Western Australia’s (WA) Water Corporation has partnered with local Aboriginal land care trainees to help rejuvenate a prominent parcel of utility-owned property.
The team from Indigenous Workabout, which provides employment and training opportunities for Noongar people in South West WA, planted more than 800 native seedlings at the entrance to Dunsborough Lakes Golf Club.
Catchment management group GeoCatch and community volunteers began rehabilitation efforts last year, converting the site from grass to native water-wise vegetation. But with a number of seedlings dying due to the summer heat, more work was needed.
Indigenous Workabout began with a focus on painting and building, but founder Dean Wynne said he now wants to specialise in land care.
Projects like Water Corporation’s help provide on-the-ground training and experience, and Water Corporation Regional Manager John Janssen said it was an example of how investing in training for Indigenous people could lead to real-world employment opportunities.
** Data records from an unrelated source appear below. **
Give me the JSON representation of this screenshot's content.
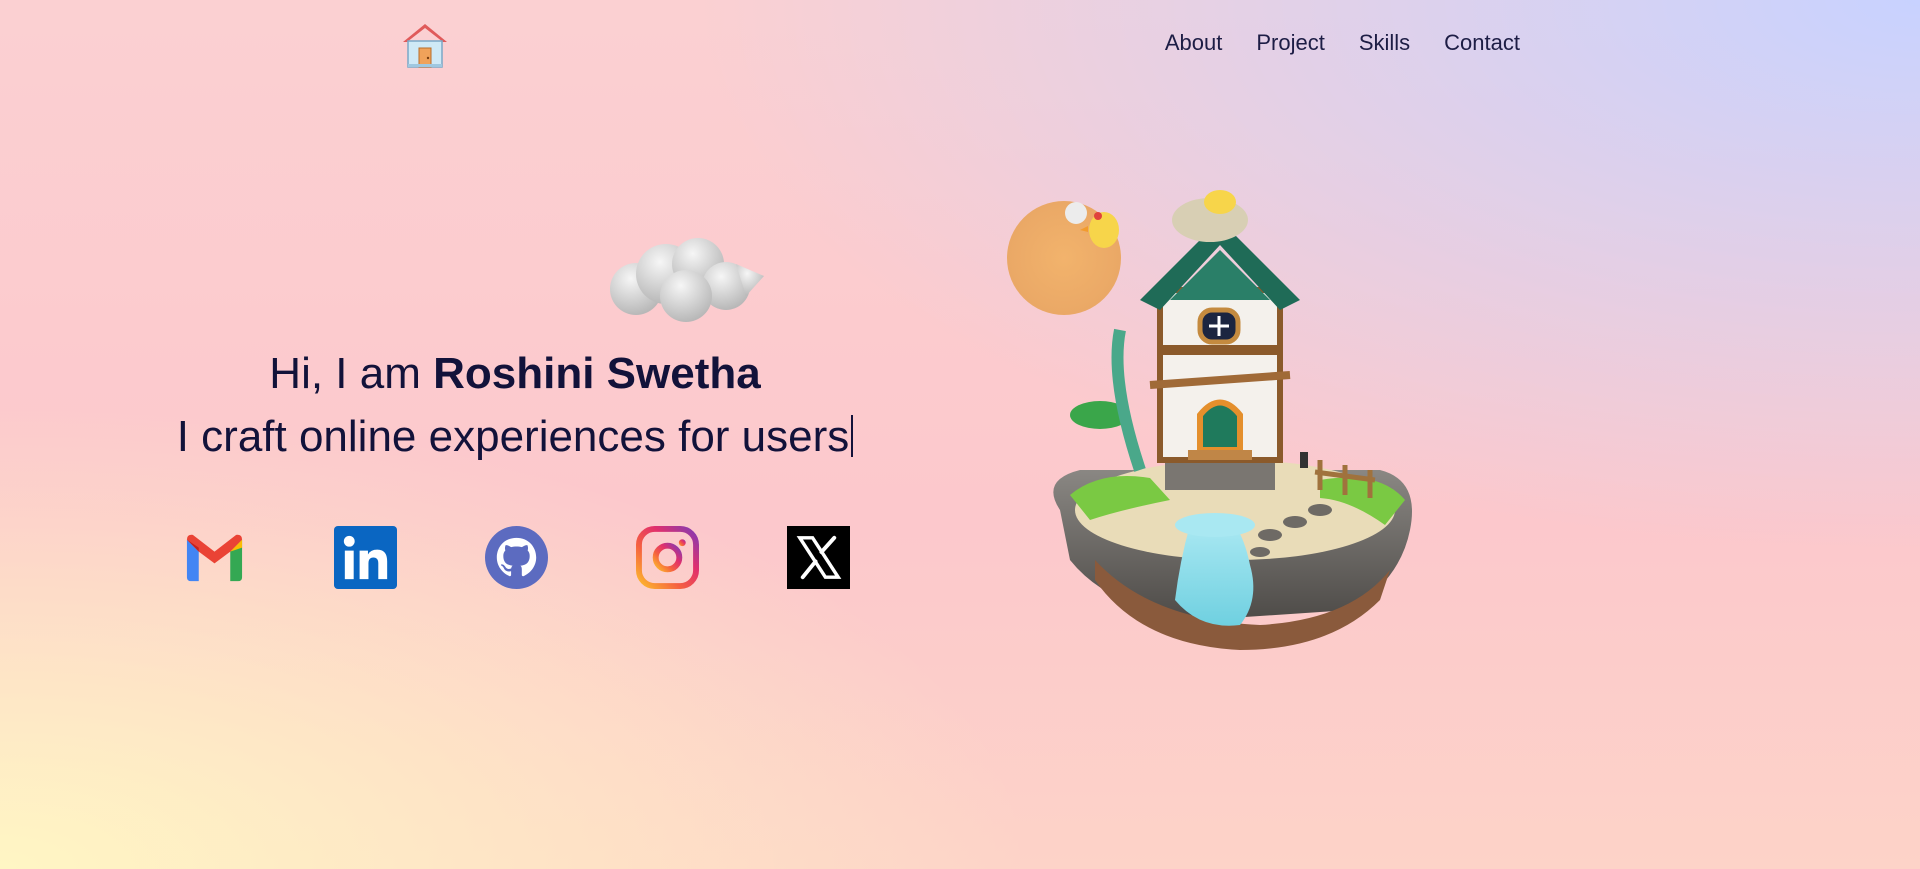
{
  "header": {
    "logo_icon": "house-icon",
    "nav": [
      {
        "label": "About"
      },
      {
        "label": "Project"
      },
      {
        "label": "Skills"
      },
      {
        "label": "Contact"
      }
    ]
  },
  "hero": {
    "greeting_prefix": "Hi, I am ",
    "name": "Roshini Swetha",
    "tagline": "I craft online experiences for users"
  },
  "socials": [
    {
      "icon": "gmail-icon"
    },
    {
      "icon": "linkedin-icon"
    },
    {
      "icon": "github-icon"
    },
    {
      "icon": "instagram-icon"
    },
    {
      "icon": "x-icon"
    }
  ],
  "colors": {
    "text": "#12123a",
    "linkedin": "#0a66c2",
    "github": "#5c6bc0",
    "x": "#000000"
  }
}
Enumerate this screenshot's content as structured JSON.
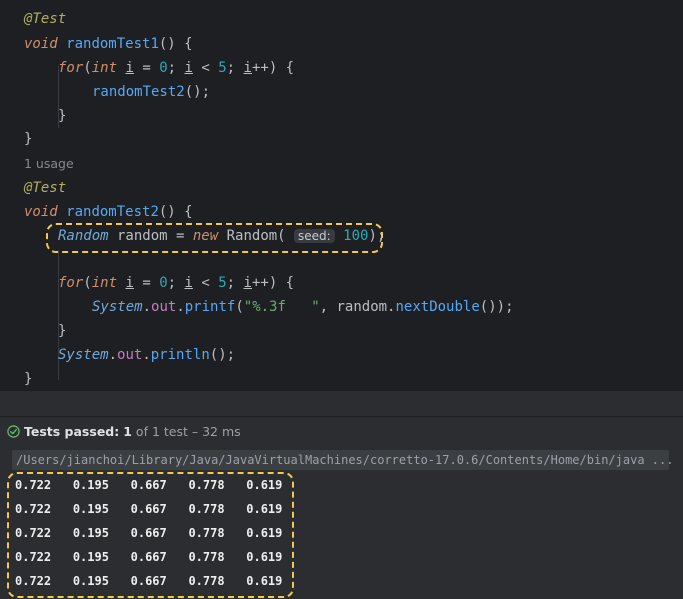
{
  "editor": {
    "method1": {
      "annotation": "@Test",
      "void_kw": "void",
      "name": "randomTest1",
      "signature_tail": "() {",
      "for_kw": "for",
      "for_paren": "(",
      "int_kw": "int",
      "var": "i",
      "assign": " = ",
      "zero": "0",
      "semi1": "; ",
      "lt": " < ",
      "five": "5",
      "semi2": "; ",
      "incr": "++",
      "for_close": ") {",
      "call": "randomTest2",
      "call_tail": "();",
      "close_inner": "}",
      "close_outer": "}"
    },
    "usage_label": "1 usage",
    "method2": {
      "annotation": "@Test",
      "void_kw": "void",
      "name": "randomTest2",
      "signature_tail": "() {",
      "random_type": "Random",
      "random_var": " random = ",
      "new_kw": "new",
      "random_ctor": " Random( ",
      "seed_hint": "seed:",
      "seed_value": "100",
      "ctor_tail": ");",
      "for_kw": "for",
      "for_paren": "(",
      "int_kw": "int",
      "var": "i",
      "assign": " = ",
      "zero": "0",
      "semi1": "; ",
      "lt": " < ",
      "five": "5",
      "semi2": "; ",
      "incr": "++",
      "for_close": ") {",
      "system": "System",
      "dot": ".",
      "out": "out",
      "printf": "printf",
      "open_paren": "(",
      "format_str": "\"%.3f   \"",
      "comma_random": ", random.",
      "next_double": "nextDouble",
      "printf_tail": "());",
      "close_inner": "}",
      "println": "println",
      "println_tail": "();",
      "close_outer": "}"
    }
  },
  "run_panel": {
    "status_label": "Tests passed:",
    "passed_count": "1",
    "status_suffix": "of 1 test – 32 ms",
    "command": "/Users/jianchoi/Library/Java/JavaVirtualMachines/corretto-17.0.6/Contents/Home/bin/java ...",
    "output_rows": [
      [
        "0.722",
        "0.195",
        "0.667",
        "0.778",
        "0.619"
      ],
      [
        "0.722",
        "0.195",
        "0.667",
        "0.778",
        "0.619"
      ],
      [
        "0.722",
        "0.195",
        "0.667",
        "0.778",
        "0.619"
      ],
      [
        "0.722",
        "0.195",
        "0.667",
        "0.778",
        "0.619"
      ],
      [
        "0.722",
        "0.195",
        "0.667",
        "0.778",
        "0.619"
      ]
    ]
  },
  "colors": {
    "editor_bg": "#1e1f22",
    "panel_bg": "#2b2d30",
    "highlight": "#f2c94c",
    "pass_green": "#5fb865"
  },
  "icons": [
    "check-circle-icon"
  ]
}
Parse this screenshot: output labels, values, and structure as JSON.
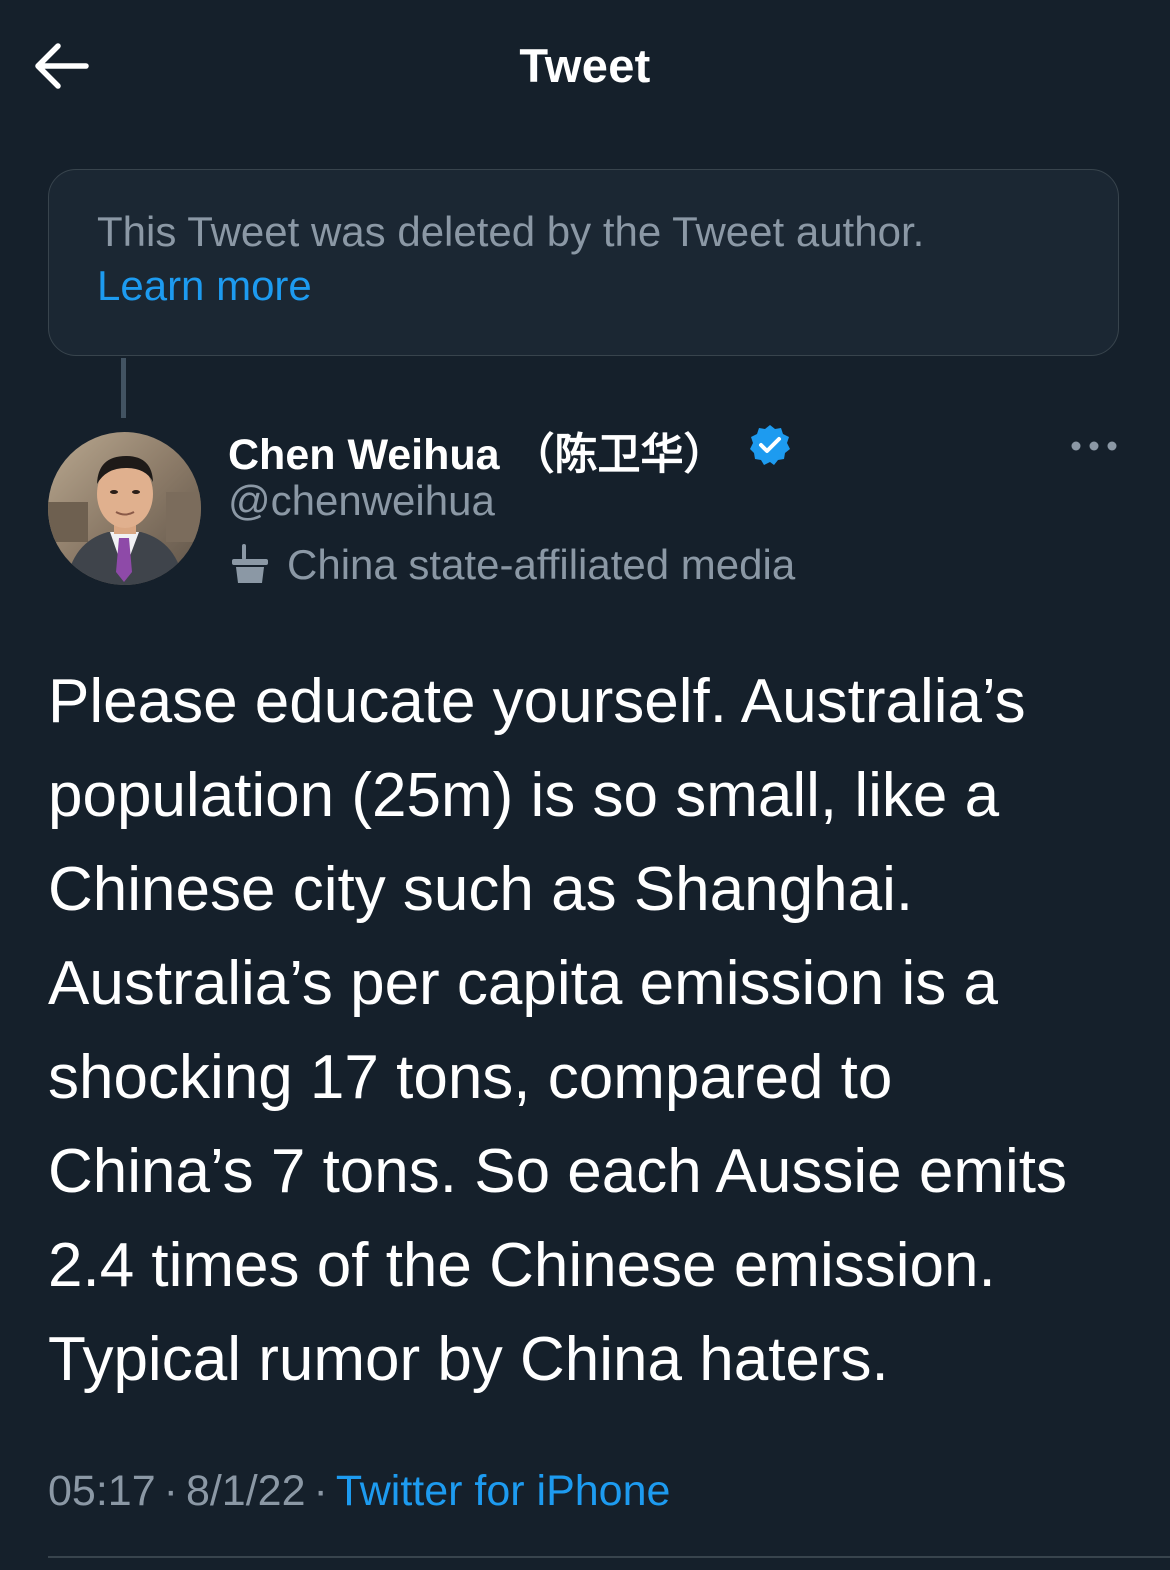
{
  "header": {
    "title": "Tweet",
    "back_icon": "arrow-left-icon"
  },
  "deleted_notice": {
    "text": "This Tweet was deleted by the Tweet author.",
    "link": "Learn more"
  },
  "author": {
    "name": "Chen Weihua （陈卫华）",
    "handle": "@chenweihua",
    "verified": true,
    "label": "China state-affiliated media",
    "label_icon": "podium-icon",
    "avatar_icon": "avatar-photo"
  },
  "tweet": {
    "lines": [
      "Please educate yourself. Australia’s",
      "population (25m) is so small, like a",
      "Chinese city such as Shanghai.",
      "Australia’s per capita emission is a",
      "shocking 17 tons, compared to",
      "China’s 7 tons. So each Aussie emits",
      "2.4 times of the Chinese emission.",
      "Typical rumor by China haters."
    ]
  },
  "meta": {
    "time": "05:17",
    "date": "8/1/22",
    "separator": "·",
    "source": "Twitter for iPhone"
  },
  "colors": {
    "background": "#15202b",
    "accent": "#1d9bf0",
    "secondary_text": "#8b98a5",
    "border": "#38444d"
  }
}
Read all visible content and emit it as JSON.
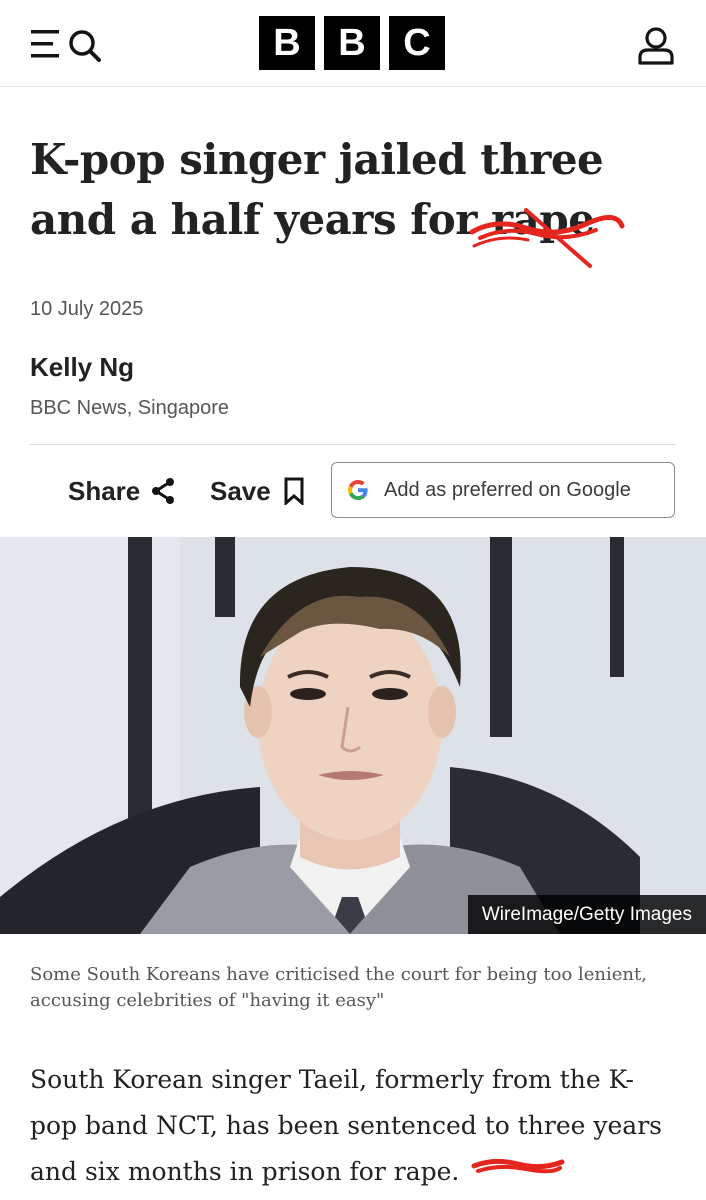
{
  "header": {
    "logo_letters": [
      "B",
      "B",
      "C"
    ],
    "icons": {
      "menu": "menu-icon",
      "search": "search-icon",
      "account": "account-icon"
    }
  },
  "article": {
    "headline_visible": "K-pop singer jailed three and a half years for",
    "headline_obscured_word": "rape",
    "date": "10 July 2025",
    "author": "Kelly Ng",
    "outlet": "BBC News, Singapore",
    "actions": {
      "share_label": "Share",
      "save_label": "Save",
      "google_label": "Add as preferred on Google"
    },
    "image": {
      "credit": "WireImage/Getty Images",
      "caption": "Some South Koreans have criticised the court for being too lenient, accusing celebrities of \"having it easy\""
    },
    "body_visible": "South Korean singer Taeil, formerly from the K-pop band NCT, has been sentenced to three years and six months in prison for",
    "body_obscured_word": "rape."
  },
  "colors": {
    "brand_black": "#000000",
    "scribble_red": "#e5261f",
    "text_dark": "#202224",
    "text_muted": "#545658"
  }
}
“Water Corporation has a strong commitment to supporting and providing meaningful opportunities for Aboriginal people around WA, both directly and through contracting opportunities, and this project is a great example of this,” he said.
“We are incredibly fortunate to work alongside so many valued Aboriginal employees here in the South West who have openly shared their culture with us and taught us so much about being more inclusive employers and better people.”
He said the utility had awarded more than $7.8 million in contracts to Aboriginal and Torres Strait Islander suppliers across WA since 2007.
As part of its 2019-21 Reconciliation Action Plan, Water Corporation has also pledged to increase its number of Indigenous employees from 3.6% to 6% by 2021.